Post by: ocset on June 06, 2021, 02:24:44 pm
What is the name of the PFC controller on there?
But anyway, it should  work fine....it will just think that its an extremely low frequency mains!!
No PFC controller  "checks for AC"...unless its controlled by a custom micro that does  check for this.

I guess you could increase the speed of the feedback loop of the PFC to make it work a bit better....then again, no point if you dont have highly transient loads.
Title: Re: Laptop brick running off DC 300V?
Post by: ejeffrey on June 12, 2021, 07:29:24 pm
I want to ask if anyone has investigated this - can any laptop brick, and any modern PSU for that, run off DC 300V source instead of AC 230V? Since most of modern PSUs have an initial PFC stage, which is just a rectifier with boost converter, it kinda should? But is there any kind of protection, checking for AC? Anyone know of a "DC-ready" study, where they check how many modern devices will actually run off DC?

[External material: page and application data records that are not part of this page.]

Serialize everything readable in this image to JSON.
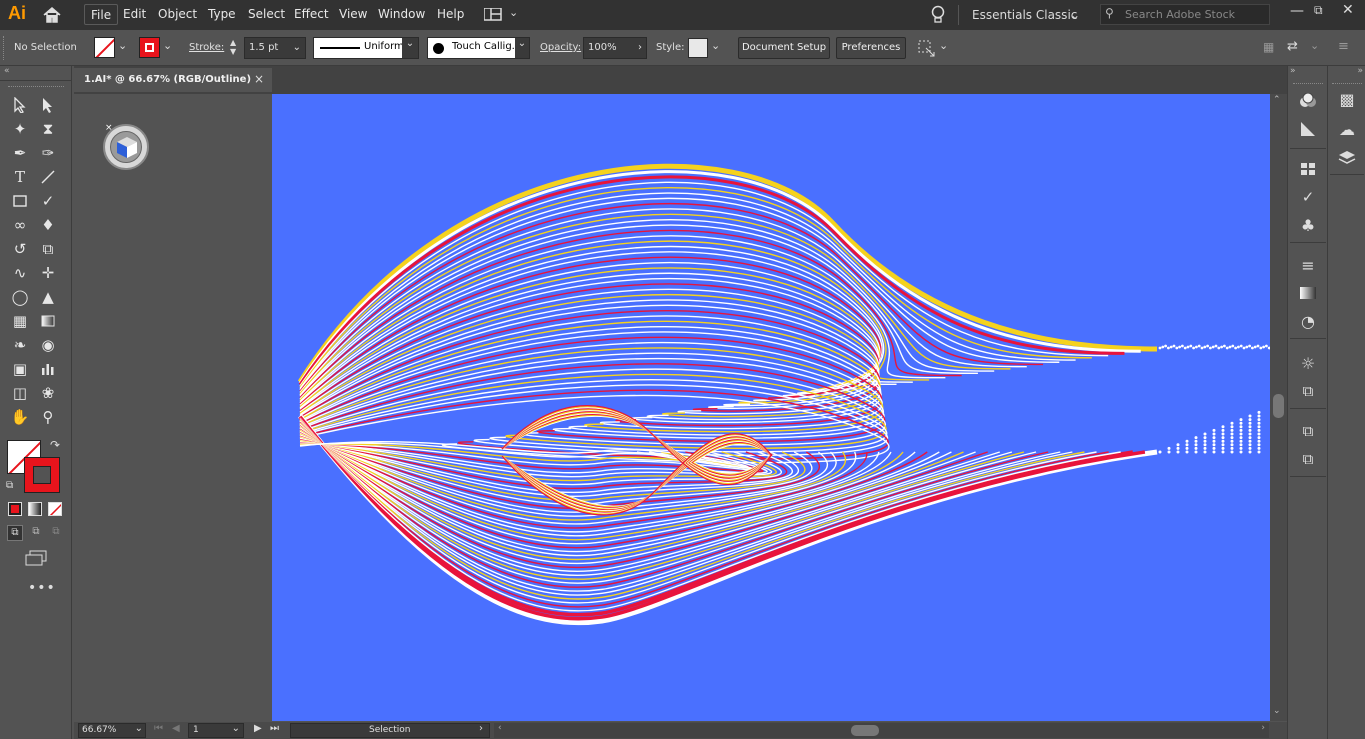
{
  "app": {
    "logo": "Ai",
    "logo_color": "#ff9a00"
  },
  "menu": [
    "File",
    "Edit",
    "Object",
    "Type",
    "Select",
    "Effect",
    "View",
    "Window",
    "Help"
  ],
  "workspace": "Essentials Classic",
  "search_placeholder": "Search Adobe Stock",
  "control": {
    "selection": "No Selection",
    "stroke_label": "Stroke:",
    "stroke_weight": "1.5 pt",
    "variable_width": "Uniform",
    "brush": "Touch Callig...",
    "opacity_label": "Opacity:",
    "opacity": "100%",
    "style_label": "Style:",
    "document_setup": "Document Setup",
    "preferences": "Preferences"
  },
  "document_tab": {
    "title": "1.AI* @ 66.67% (RGB/Outline)",
    "close": "×"
  },
  "status": {
    "zoom": "66.67%",
    "artboard": "1",
    "tool": "Selection"
  },
  "colors": {
    "canvas": "#4a70ff",
    "fill_swatch": "#e8141c",
    "lines": [
      "#ffffff",
      "#f5d21e",
      "#e8143c"
    ]
  },
  "icons": {
    "cube": "view-cube-icon",
    "home": "home-icon",
    "lightbulb": "lightbulb-icon",
    "search": "search-icon"
  }
}
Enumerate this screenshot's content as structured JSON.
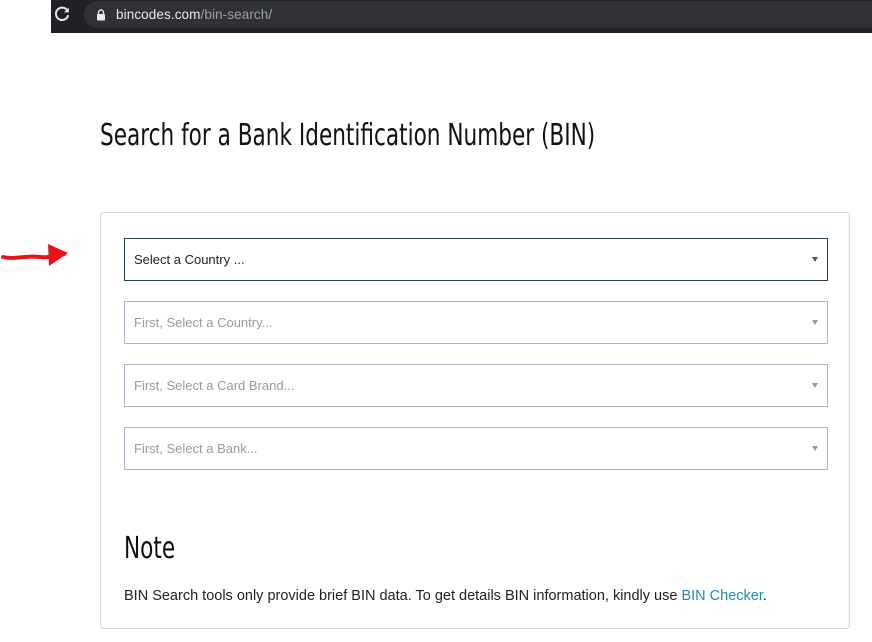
{
  "browser": {
    "url_domain": "bincodes.com",
    "url_path": "/bin-search/"
  },
  "page": {
    "title": "Search for a Bank Identification Number (BIN)"
  },
  "form": {
    "country_select": "Select a Country ...",
    "card_brand_select": "First, Select a Country...",
    "card_type_select": "First, Select a Card Brand...",
    "bank_select": "First, Select a Bank..."
  },
  "note": {
    "title": "Note",
    "text": "BIN Search tools only provide brief BIN data. To get details BIN information, kindly use ",
    "link_label": "BIN Checker",
    "text_end": "."
  },
  "colors": {
    "annotation": "#e8141b",
    "link": "#1a8fb0",
    "browser_bar": "#202124"
  }
}
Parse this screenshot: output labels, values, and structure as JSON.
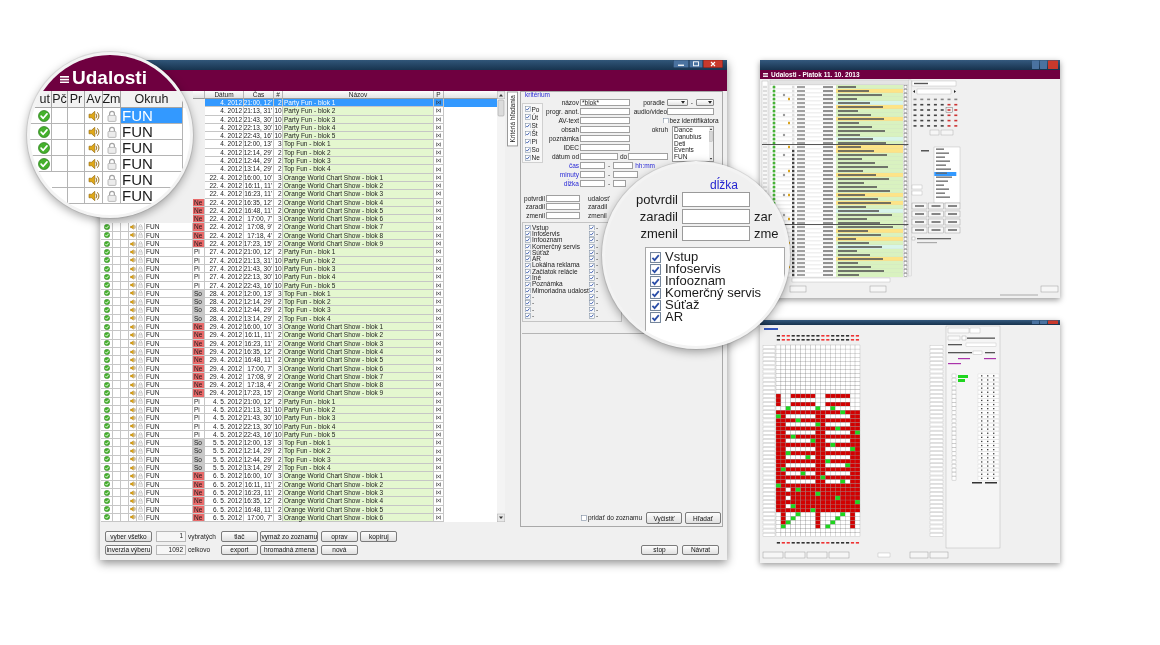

I've done this experiment with a small 100W PC power supply that has PFC.
Only changes I made (mostly for efficiency) were:
1) Remove the bridge rectifier (-1.2V from 240VAC = 0.5% losses).
2) Remove the AC input common mode chokes (clearly designed for AC mains)
3) Remove the X2 filter capacitor and parallel discharge resistor (again designed for AC frequencies)
4) Add a fat 400V capacitor to the input. (for noise/peak current reasons)
Worked fine on as little as 60V DC.

Note that when you unplug this the input jack will be live with 300V and a big capacitor to back it up.  Leave the diode in unless you are hard wiring it or have a connector with no exposed metal.
Title: Re: Laptop brick running off DC 300V?
Post by: David Hess on June 13, 2021, 09:07:42 am
Note that when you unplug this the input jack will be live with 300V and a big capacitor to back it up.  Leave the diode in unless you are hard wiring it or have a connector with no exposed metal.

And the PFC circuit already has a suitably sized input capacitor which will work fine in a DC application.